##### Given entries

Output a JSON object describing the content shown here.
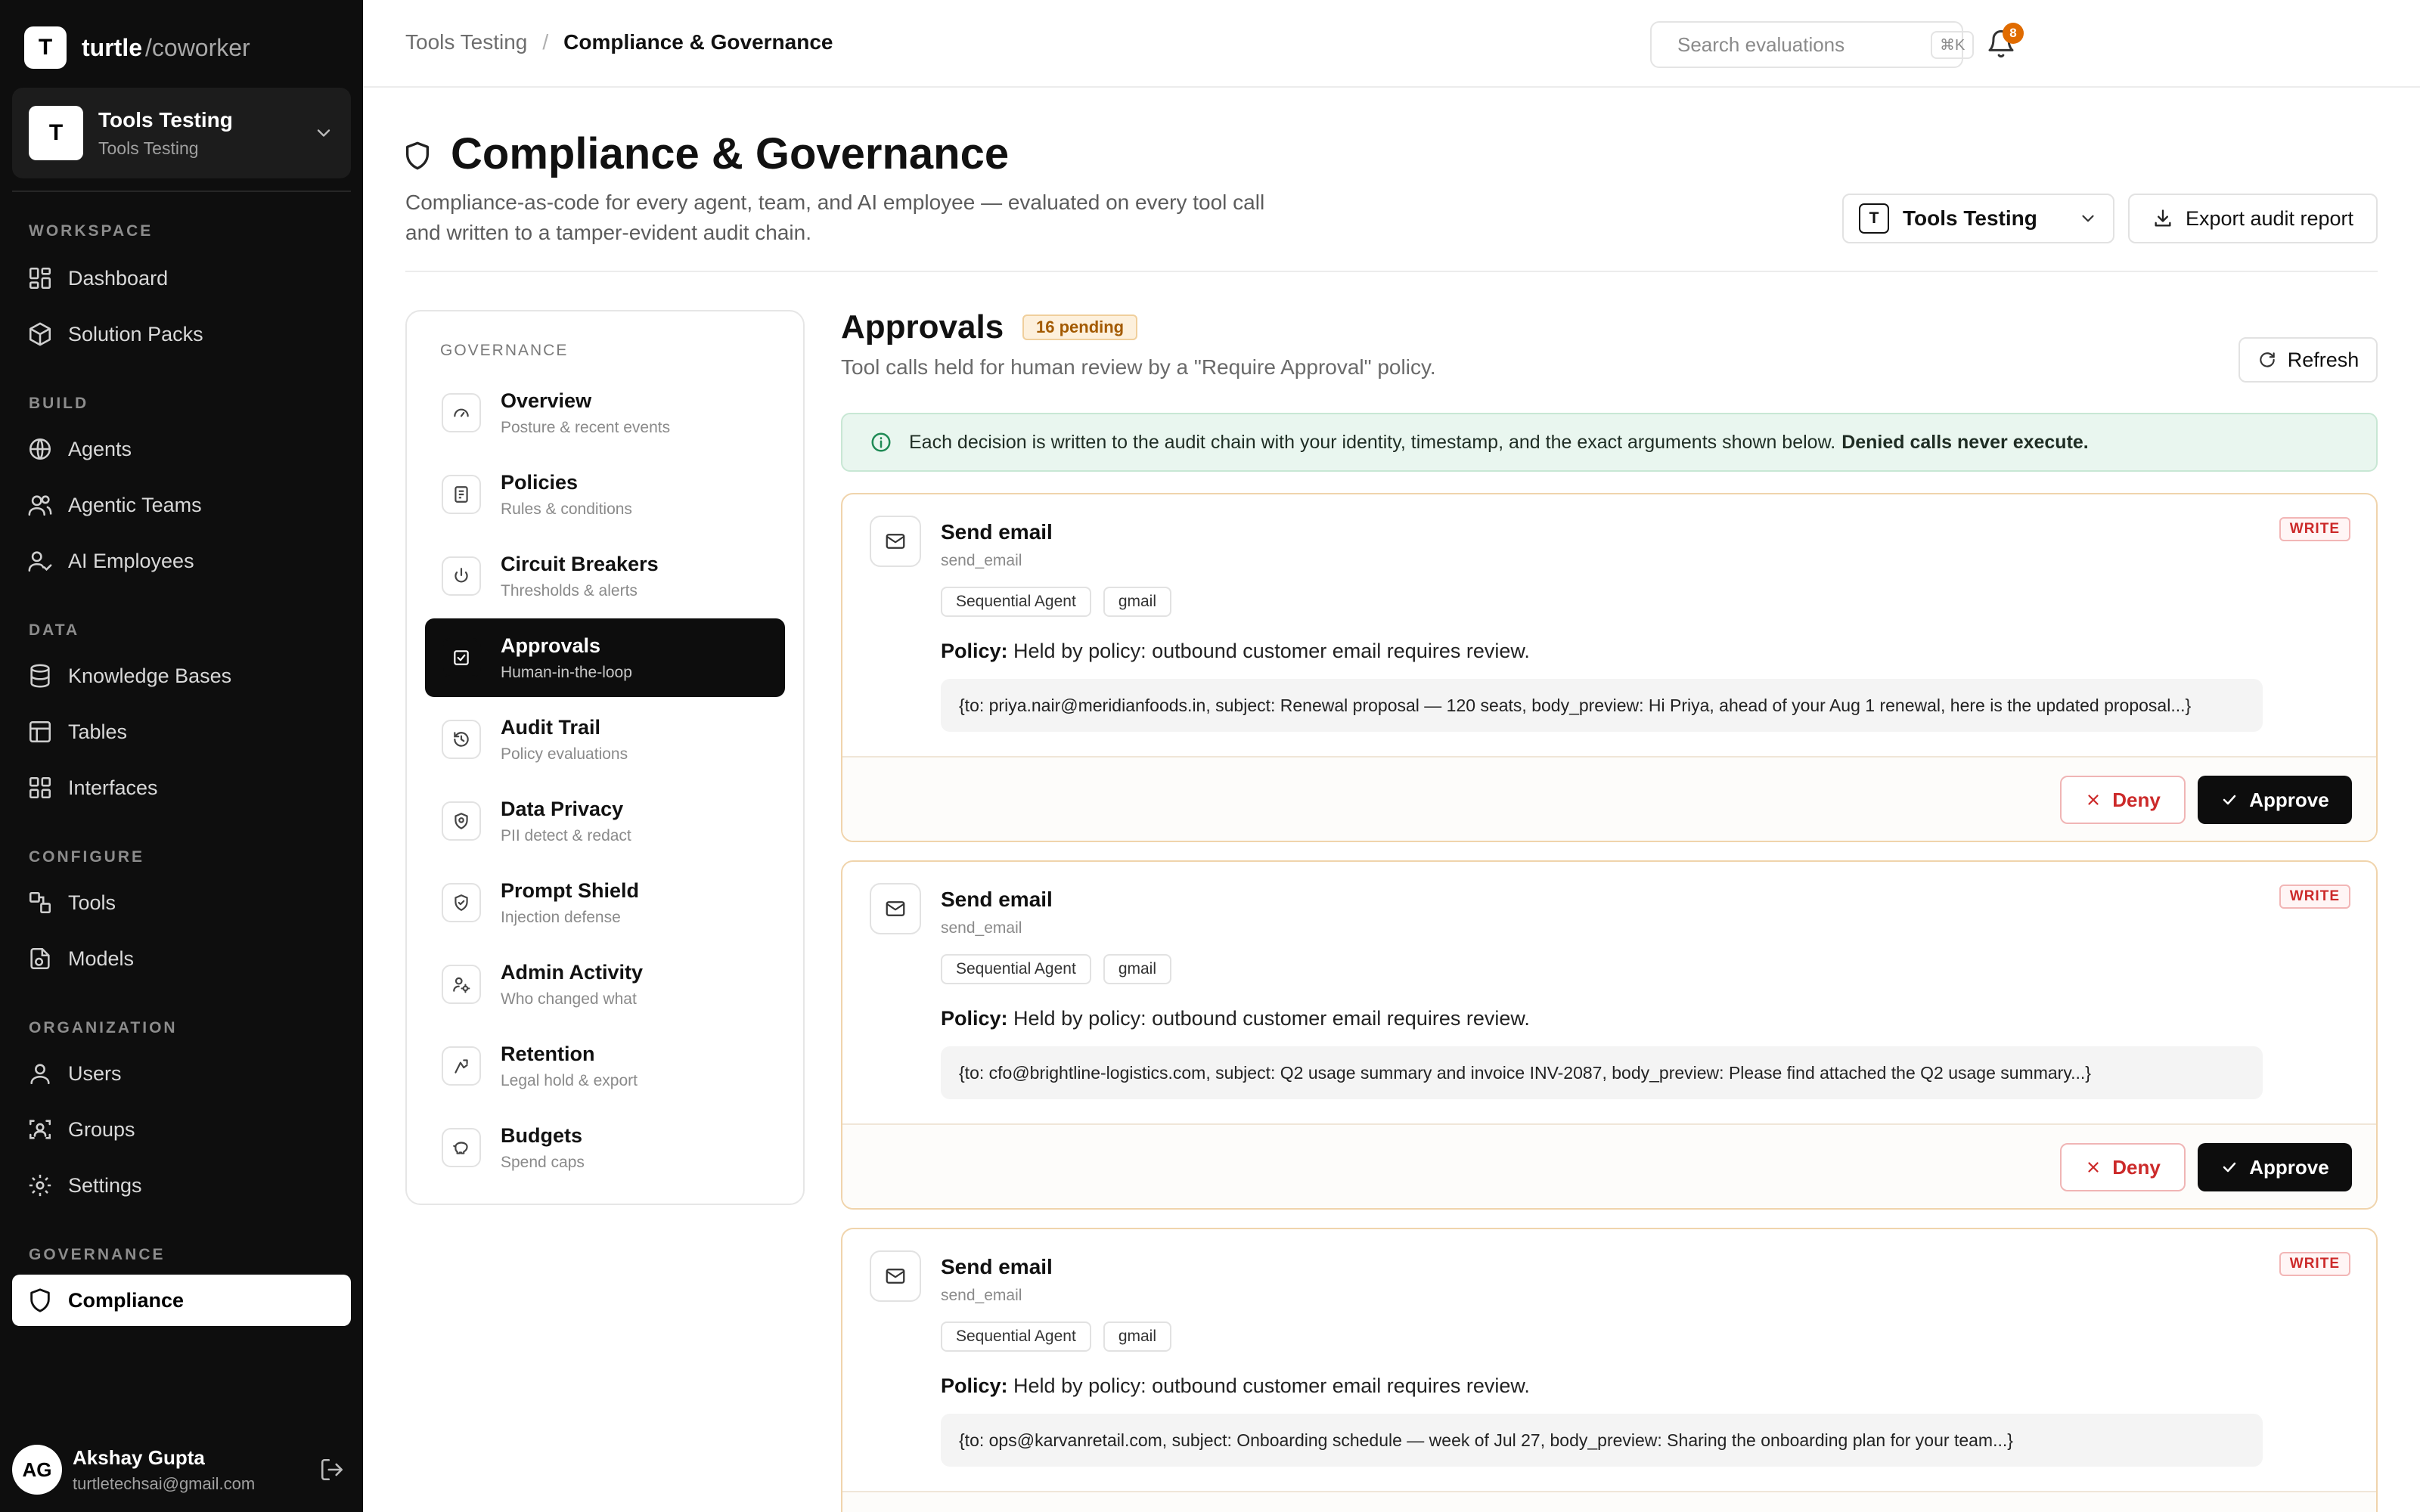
{
  "brand": {
    "logo_letter": "T",
    "name": "turtle",
    "suffix": "/coworker"
  },
  "workspace": {
    "avatar": "T",
    "title": "Tools Testing",
    "subtitle": "Tools Testing"
  },
  "sidebar": {
    "sections": [
      {
        "label": "WORKSPACE",
        "items": [
          {
            "label": "Dashboard",
            "icon": "dashboard-icon"
          },
          {
            "label": "Solution Packs",
            "icon": "package-icon"
          }
        ]
      },
      {
        "label": "BUILD",
        "items": [
          {
            "label": "Agents",
            "icon": "globe-icon"
          },
          {
            "label": "Agentic Teams",
            "icon": "users-icon"
          },
          {
            "label": "AI Employees",
            "icon": "user-check-icon"
          }
        ]
      },
      {
        "label": "DATA",
        "items": [
          {
            "label": "Knowledge Bases",
            "icon": "database-icon"
          },
          {
            "label": "Tables",
            "icon": "table-icon"
          },
          {
            "label": "Interfaces",
            "icon": "layout-icon"
          }
        ]
      },
      {
        "label": "CONFIGURE",
        "items": [
          {
            "label": "Tools",
            "icon": "tools-icon"
          },
          {
            "label": "Models",
            "icon": "model-icon"
          }
        ]
      },
      {
        "label": "ORGANIZATION",
        "items": [
          {
            "label": "Users",
            "icon": "user-icon"
          },
          {
            "label": "Groups",
            "icon": "group-icon"
          },
          {
            "label": "Settings",
            "icon": "gear-icon"
          }
        ]
      },
      {
        "label": "GOVERNANCE",
        "items": [
          {
            "label": "Compliance",
            "icon": "shield-icon",
            "active": true
          }
        ]
      }
    ]
  },
  "user": {
    "initials": "AG",
    "name": "Akshay Gupta",
    "email": "turtletechsai@gmail.com"
  },
  "topbar": {
    "breadcrumb_parent": "Tools Testing",
    "breadcrumb_sep": "/",
    "breadcrumb_current": "Compliance & Governance",
    "search_placeholder": "Search evaluations",
    "search_shortcut": "⌘K",
    "notifications": "8"
  },
  "page": {
    "title": "Compliance & Governance",
    "description": "Compliance-as-code for every agent, team, and AI employee — evaluated on every tool call and written to a tamper-evident audit chain.",
    "org_badge": "T",
    "org_name": "Tools Testing",
    "export_label": "Export audit report"
  },
  "governance_nav": {
    "header": "GOVERNANCE",
    "items": [
      {
        "title": "Overview",
        "desc": "Posture & recent events",
        "icon": "gauge-icon"
      },
      {
        "title": "Policies",
        "desc": "Rules & conditions",
        "icon": "document-icon"
      },
      {
        "title": "Circuit Breakers",
        "desc": "Thresholds & alerts",
        "icon": "power-icon"
      },
      {
        "title": "Approvals",
        "desc": "Human-in-the-loop",
        "icon": "check-square-icon",
        "active": true
      },
      {
        "title": "Audit Trail",
        "desc": "Policy evaluations",
        "icon": "history-icon"
      },
      {
        "title": "Data Privacy",
        "desc": "PII detect & redact",
        "icon": "privacy-shield-icon"
      },
      {
        "title": "Prompt Shield",
        "desc": "Injection defense",
        "icon": "shield-check-icon"
      },
      {
        "title": "Admin Activity",
        "desc": "Who changed what",
        "icon": "user-cog-icon"
      },
      {
        "title": "Retention",
        "desc": "Legal hold & export",
        "icon": "archive-icon"
      },
      {
        "title": "Budgets",
        "desc": "Spend caps",
        "icon": "piggy-bank-icon"
      }
    ]
  },
  "approvals": {
    "title": "Approvals",
    "pending_badge": "16 pending",
    "subtitle": "Tool calls held for human review by a \"Require Approval\" policy.",
    "refresh_label": "Refresh",
    "banner_text": "Each decision is written to the audit chain with your identity, timestamp, and the exact arguments shown below.",
    "banner_strong": "Denied calls never execute.",
    "policy_label": "Policy:",
    "deny_label": "Deny",
    "approve_label": "Approve",
    "cards": [
      {
        "title": "Send email",
        "code": "send_email",
        "badge": "WRITE",
        "tags": [
          "Sequential Agent",
          "gmail"
        ],
        "policy": "Held by policy: outbound customer email requires review.",
        "args": "{to: priya.nair@meridianfoods.in, subject: Renewal proposal — 120 seats, body_preview: Hi Priya, ahead of your Aug 1 renewal, here is the updated proposal...}"
      },
      {
        "title": "Send email",
        "code": "send_email",
        "badge": "WRITE",
        "tags": [
          "Sequential Agent",
          "gmail"
        ],
        "policy": "Held by policy: outbound customer email requires review.",
        "args": "{to: cfo@brightline-logistics.com, subject: Q2 usage summary and invoice INV-2087, body_preview: Please find attached the Q2 usage summary...}"
      },
      {
        "title": "Send email",
        "code": "send_email",
        "badge": "WRITE",
        "tags": [
          "Sequential Agent",
          "gmail"
        ],
        "policy": "Held by policy: outbound customer email requires review.",
        "args": "{to: ops@karvanretail.com, subject: Onboarding schedule — week of Jul 27, body_preview: Sharing the onboarding plan for your team...}"
      }
    ]
  }
}
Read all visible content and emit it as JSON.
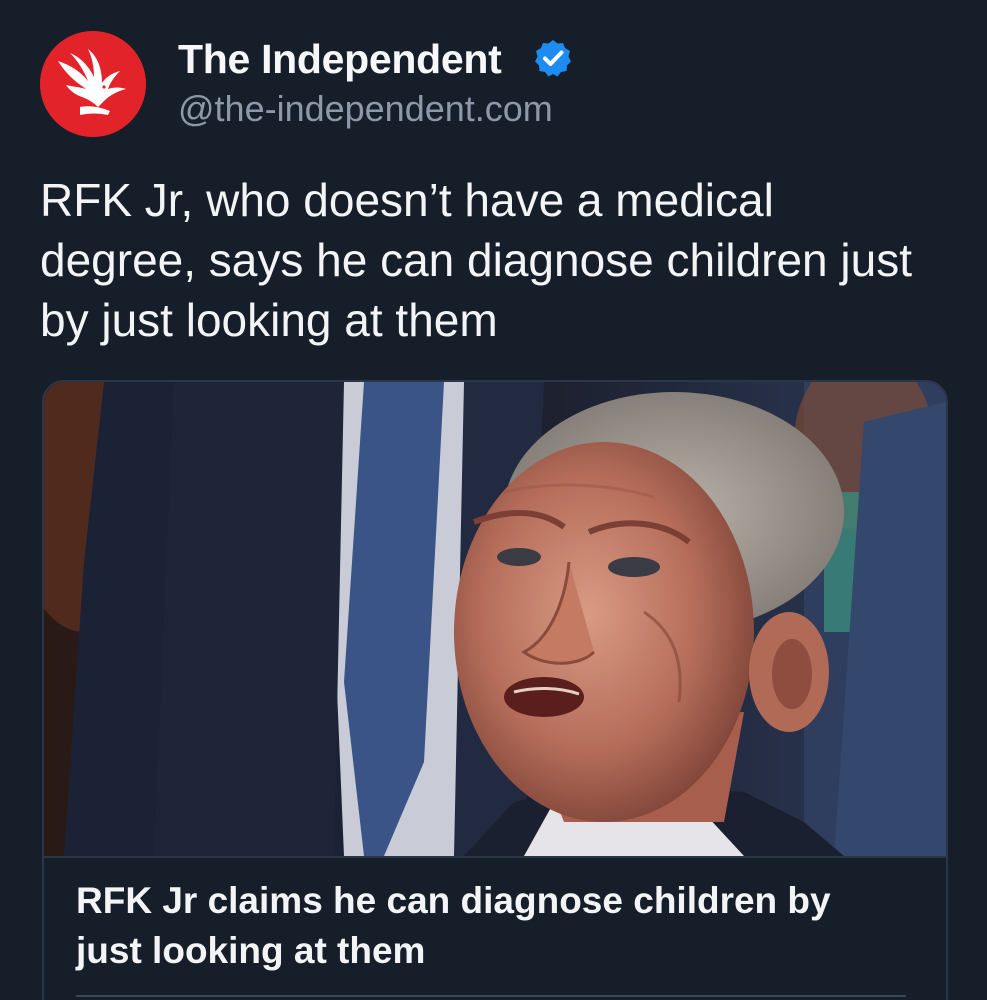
{
  "post": {
    "author": {
      "name": "The Independent",
      "handle": "@the-independent.com",
      "verified": true,
      "avatar_icon": "eagle-logo-icon",
      "avatar_color": "#e2232a"
    },
    "text": "RFK Jr, who doesn’t have a medical degree, says he can diagnose children just by just looking at them",
    "link_card": {
      "title": "RFK Jr claims he can diagnose children by just looking at them",
      "image": "photo of an older man with grey hair in a dark suit, looking upward"
    }
  },
  "colors": {
    "background": "#161e29",
    "verified_badge": "#1d8cf0",
    "handle_text": "#8d99a8",
    "card_border": "#2b3747"
  }
}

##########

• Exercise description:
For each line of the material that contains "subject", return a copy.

• Solution to the exercise:
        "args": "{to: priya.nair@meridianfoods.in, subject: Renewal proposal — 120 seats, body_preview: Hi Priya, ahead of your Aug 1 renewal, here is the updated proposal...}"
        "args": "{to: cfo@brightline-logistics.com, subject: Q2 usage summary and invoice INV-2087, body_preview: Please find attached the Q2 usage summary...}"
        "args": "{to: ops@karvanretail.com, subject: Onboarding schedule — week of Jul 27, body_preview: Sharing the onboarding plan for your team...}"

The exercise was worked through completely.